Eating the Alphabet by Lois Ehlert is another beautifully illustrated book. I’m sort of cheating here because I never read this one with my kids. I discovered the amazing work of American artist Lois Ehlert quite recently, so I put this alphabet book in my list just because I love it! She makes those fabulous fruits and vegetables by painting paper with coloured inks and then cutting and pasting them on a white background. Delicious!

Willy and Hugh by Anthony Browne is one of my all-time favourite books. We had a copy of it when my kids were small and read it a lot. Then it got lost, and even though the kids are big now, I just had to get another copy! Willy is such a great character, and we love the way he and Hugh help each other out of sticky situations. I used to think Anthony Browne was an American writer because my friend Elizabeth (who makes beautiful bracelets) sent me a signed copy of Willy Dreams from America. Actually he is British and was the Children’s Laureate a few years ago.
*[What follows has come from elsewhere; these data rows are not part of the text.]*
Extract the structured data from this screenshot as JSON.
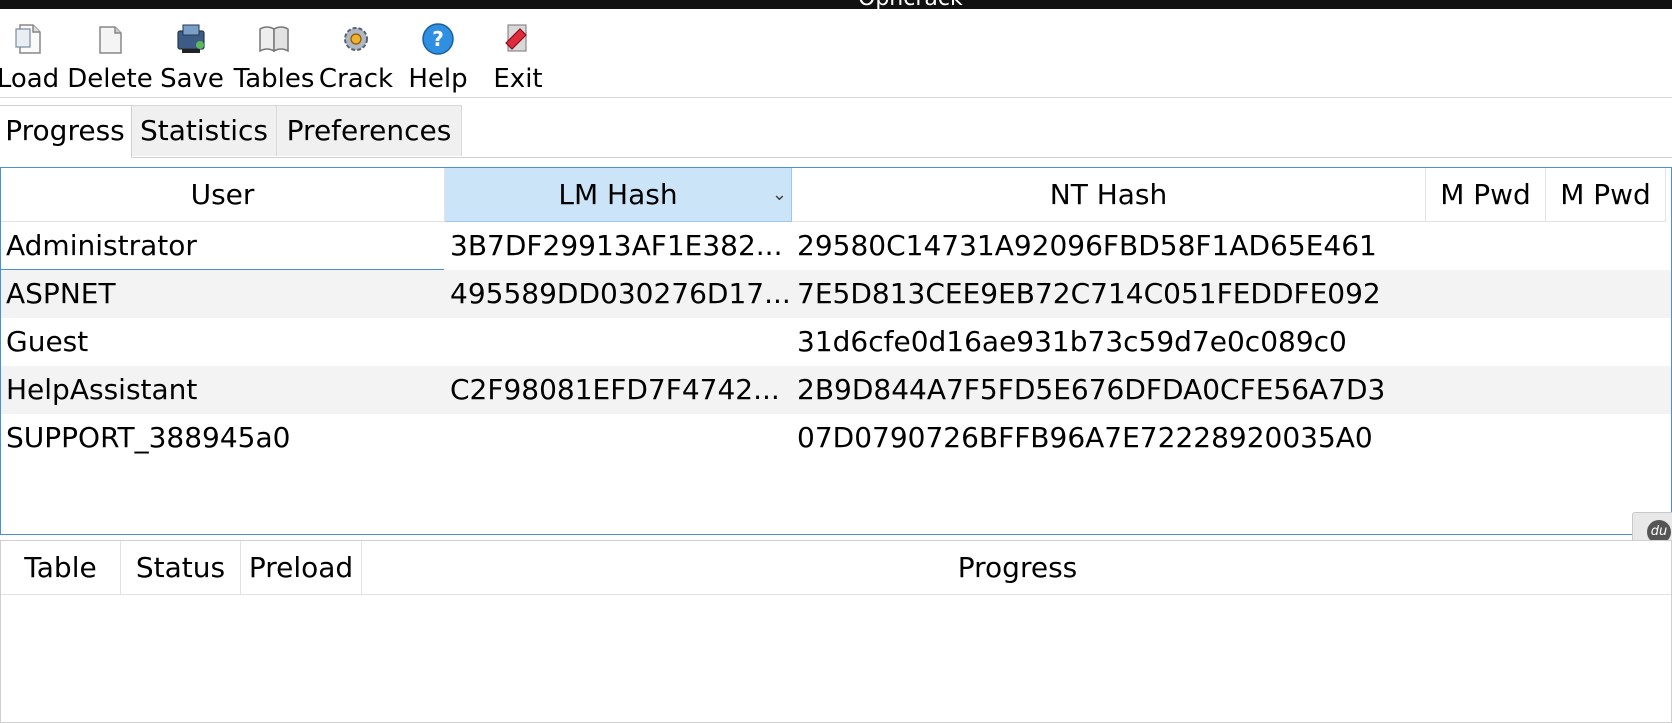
{
  "window": {
    "title": "Ophcrack"
  },
  "toolbar": {
    "items": [
      {
        "label": "Load",
        "icon": "load-icon"
      },
      {
        "label": "Delete",
        "icon": "delete-icon"
      },
      {
        "label": "Save",
        "icon": "save-icon"
      },
      {
        "label": "Tables",
        "icon": "tables-icon"
      },
      {
        "label": "Crack",
        "icon": "crack-icon"
      },
      {
        "label": "Help",
        "icon": "help-icon"
      },
      {
        "label": "Exit",
        "icon": "exit-icon"
      }
    ]
  },
  "tabs": [
    {
      "label": "Progress",
      "active": true
    },
    {
      "label": "Statistics",
      "active": false
    },
    {
      "label": "Preferences",
      "active": false
    }
  ],
  "users_table": {
    "columns": [
      "User",
      "LM Hash",
      "NT Hash",
      "M Pwd",
      "M Pwd"
    ],
    "rows": [
      {
        "user": "Administrator",
        "lm": "3B7DF29913AF1E382...",
        "nt": "29580C14731A92096FBD58F1AD65E461"
      },
      {
        "user": "ASPNET",
        "lm": "495589DD030276D17...",
        "nt": "7E5D813CEE9EB72C714C051FEDDFE092"
      },
      {
        "user": "Guest",
        "lm": "",
        "nt": "31d6cfe0d16ae931b73c59d7e0c089c0"
      },
      {
        "user": "HelpAssistant",
        "lm": "C2F98081EFD7F4742...",
        "nt": "2B9D844A7F5FD5E676DFDA0CFE56A7D3"
      },
      {
        "user": "SUPPORT_388945a0",
        "lm": "",
        "nt": "07D0790726BFFB96A7E72228920035A0"
      }
    ]
  },
  "tables_table": {
    "columns": [
      "Table",
      "Status",
      "Preload",
      "Progress"
    ]
  },
  "colors": {
    "accent": "#4a90d9",
    "sorted_header": "#cce4f7",
    "alt_row": "#f3f3f3"
  }
}
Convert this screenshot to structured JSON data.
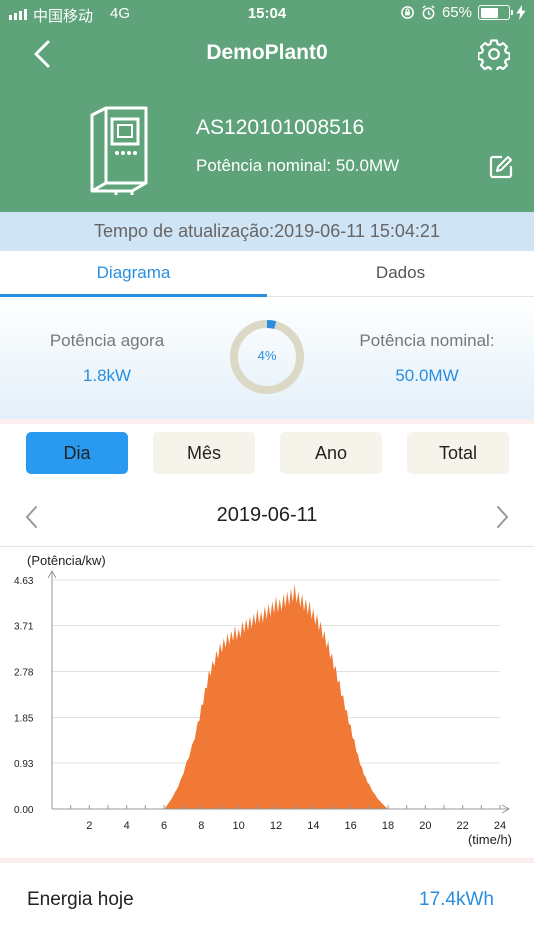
{
  "status_bar": {
    "carrier": "中国移动",
    "network": "4G",
    "time": "15:04",
    "battery": "65%",
    "battery_level": 0.65
  },
  "header": {
    "title": "DemoPlant0",
    "back_icon": "chevron-left-icon",
    "settings_icon": "gear-icon"
  },
  "device": {
    "serial": "AS120101008516",
    "nominal_power": "Potência nominal: 50.0MW",
    "icon": "inverter-icon",
    "edit_icon": "edit-icon"
  },
  "update_time": "Tempo de atualização:2019-06-11 15:04:21",
  "tabs": [
    {
      "label": "Diagrama",
      "active": true
    },
    {
      "label": "Dados",
      "active": false
    }
  ],
  "power": {
    "current_label": "Potência agora",
    "current_value": "1.8kW",
    "percent": "4%",
    "percent_value": 4,
    "nominal_label": "Potência nominal:",
    "nominal_value": "50.0MW"
  },
  "periods": [
    {
      "label": "Dia",
      "active": true
    },
    {
      "label": "Mês",
      "active": false
    },
    {
      "label": "Ano",
      "active": false
    },
    {
      "label": "Total",
      "active": false
    }
  ],
  "date": "2019-06-11",
  "chart_data": {
    "type": "area",
    "ylabel": "(Potência/kw)",
    "xlabel": "(time/h)",
    "xlim": [
      0,
      24
    ],
    "ylim": [
      0,
      4.63
    ],
    "yticks": [
      "0.00",
      "0.93",
      "1.85",
      "2.78",
      "3.71",
      "4.63"
    ],
    "xticks": [
      "2",
      "4",
      "6",
      "8",
      "10",
      "12",
      "14",
      "16",
      "18",
      "20",
      "22",
      "24"
    ],
    "color": "#f07a35",
    "series": [
      {
        "x": [
          6.0,
          6.3,
          6.6,
          6.9,
          7.2,
          7.5,
          7.8,
          8.0,
          8.2,
          8.4,
          8.6,
          8.8,
          9.0,
          9.2,
          9.4,
          9.6,
          9.8,
          10.0,
          10.2,
          10.4,
          10.6,
          10.8,
          11.0,
          11.2,
          11.4,
          11.6,
          11.8,
          12.0,
          12.2,
          12.4,
          12.6,
          12.8,
          13.0,
          13.2,
          13.4,
          13.6,
          13.8,
          14.0,
          14.2,
          14.4,
          14.6,
          14.8,
          15.0,
          15.2,
          15.4,
          15.6,
          15.8,
          16.0,
          16.2,
          16.4,
          16.6,
          16.8,
          17.0,
          17.3,
          17.6,
          18.0
        ],
        "y": [
          0.0,
          0.15,
          0.35,
          0.6,
          0.95,
          1.3,
          1.75,
          2.1,
          2.45,
          2.8,
          3.0,
          3.2,
          3.35,
          3.45,
          3.55,
          3.6,
          3.7,
          3.65,
          3.8,
          3.85,
          3.9,
          3.95,
          4.05,
          4.0,
          4.1,
          4.15,
          4.2,
          4.3,
          4.25,
          4.35,
          4.4,
          4.45,
          4.55,
          4.4,
          4.35,
          4.25,
          4.2,
          4.05,
          3.95,
          3.8,
          3.6,
          3.4,
          3.15,
          2.9,
          2.6,
          2.3,
          2.0,
          1.7,
          1.4,
          1.1,
          0.85,
          0.65,
          0.5,
          0.3,
          0.15,
          0.0
        ]
      }
    ]
  },
  "energy": {
    "label": "Energia hoje",
    "value": "17.4kWh"
  }
}
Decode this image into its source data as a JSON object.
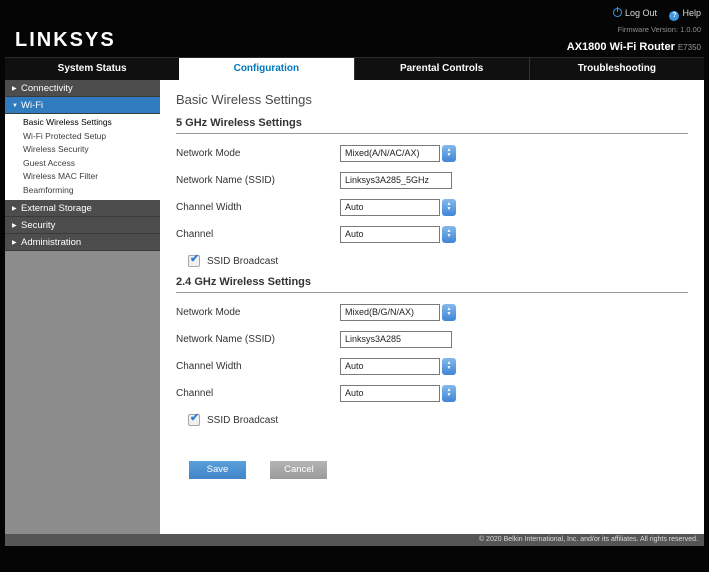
{
  "header": {
    "logo": "LINKSYS",
    "logout_label": "Log Out",
    "help_label": "Help",
    "firmware": "Firmware Version: 1.0.00",
    "model": "AX1800 Wi-Fi Router",
    "model_code": "E7350"
  },
  "tabs": {
    "system_status": "System Status",
    "configuration": "Configuration",
    "parental_controls": "Parental Controls",
    "troubleshooting": "Troubleshooting"
  },
  "sidebar": {
    "connectivity": "Connectivity",
    "wifi": "Wi-Fi",
    "sub": [
      "Basic Wireless Settings",
      "Wi-Fi Protected Setup",
      "Wireless Security",
      "Guest Access",
      "Wireless MAC Filter",
      "Beamforming"
    ],
    "external_storage": "External Storage",
    "security": "Security",
    "administration": "Administration"
  },
  "form": {
    "title": "Basic Wireless Settings",
    "section5": {
      "title": "5 GHz Wireless Settings",
      "network_mode_label": "Network Mode",
      "network_mode_value": "Mixed(A/N/AC/AX)",
      "ssid_label": "Network Name (SSID)",
      "ssid_value": "Linksys3A285_5GHz",
      "channel_width_label": "Channel Width",
      "channel_width_value": "Auto",
      "channel_label": "Channel",
      "channel_value": "Auto",
      "ssid_broadcast_label": "SSID Broadcast",
      "ssid_broadcast_checked": true
    },
    "section24": {
      "title": "2.4 GHz Wireless Settings",
      "network_mode_label": "Network Mode",
      "network_mode_value": "Mixed(B/G/N/AX)",
      "ssid_label": "Network Name (SSID)",
      "ssid_value": "Linksys3A285",
      "channel_width_label": "Channel Width",
      "channel_width_value": "Auto",
      "channel_label": "Channel",
      "channel_value": "Auto",
      "ssid_broadcast_label": "SSID Broadcast",
      "ssid_broadcast_checked": true
    },
    "save_label": "Save",
    "cancel_label": "Cancel"
  },
  "icons": {
    "collapsed": "▶",
    "expanded": "▼",
    "up": "▲",
    "down": "▼",
    "check": "✔",
    "help_glyph": "?"
  },
  "colors": {
    "accent_blue": "#0076bd",
    "wifi_highlight": "#2f7bbd",
    "save_button": "#4a92d4"
  },
  "footer": {
    "copyright": "© 2020 Belkin International, Inc. and/or its affiliates. All rights reserved."
  }
}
Henry Hikes to Fitchburg by D.B. Johnson is an American book, all about a man called Henry David Thoreau who loved the outdoors and believed in living very simply. This story is about two friends who travel to Fitchburg. Henry decides to walk and enjoy nature on the way, while his friend spends ages doing odd jobs to earn enough money to take a train. D.B. Johnson‘s illustrations are very special, and we like the way he has made Henry into a bear.

When I was little my favourite writer was Dr. Seuss. The silly rhyming stories were great for learning to read, and because of the rhyme you could soon learn them off by heart. We have almost every Dr. Seuss book there is, and the one I enjoyed reading to my kids the most was How the Grinch Stole Christmas. I just loved reading lines like, “Little Cindy-Lou Who, who was not more than two” and “Then he slithered and slunk, with a smile most unpleasant, Around the whole room, and he took every present!” It is thanks to Dr. Seuss that I love to write rhyming stories myself.

My kids have grown up in Scotland, and we discovered a great series of books by Aileen Paterson called the Maisie Books. Maisie is a clever little kitten who gets in trouble for speaking her mind. There are lots and lots of Maisie books, and the one I have chosen to show you is Maisie Goes to School. It was a great way for my daughter to learn what it would be like at school before she got there! We have also travelled to the Amazon, Japan, Paris and New York with Maisie, and she always has fantastic adventures.

The last picture book I want to show you is Blue Rabbit and Friends by Chris Wormell. As you can see, the illustrations are very striking, with bold colour and strong black outlines. The story is very funny, with all the friends living in houses that are completely wrong for them. Bear lives in a pool of water, rabbit lives in a dark cave, goose lives in a kennel and dog has a burrow. They are all unhappy in their homes, and it takes them a while to figure out that they need to swap! But instead of moving into the burrow, blue rabbit sets off on his bicycle for an adventure. Chris Wormell is a very talented artist who does lots of different types of work (not just children’s books). His style is very distinctive and I just love it!

I hope you’ve enjoyed reading about my favourite picture books. Let me know which books are special to you!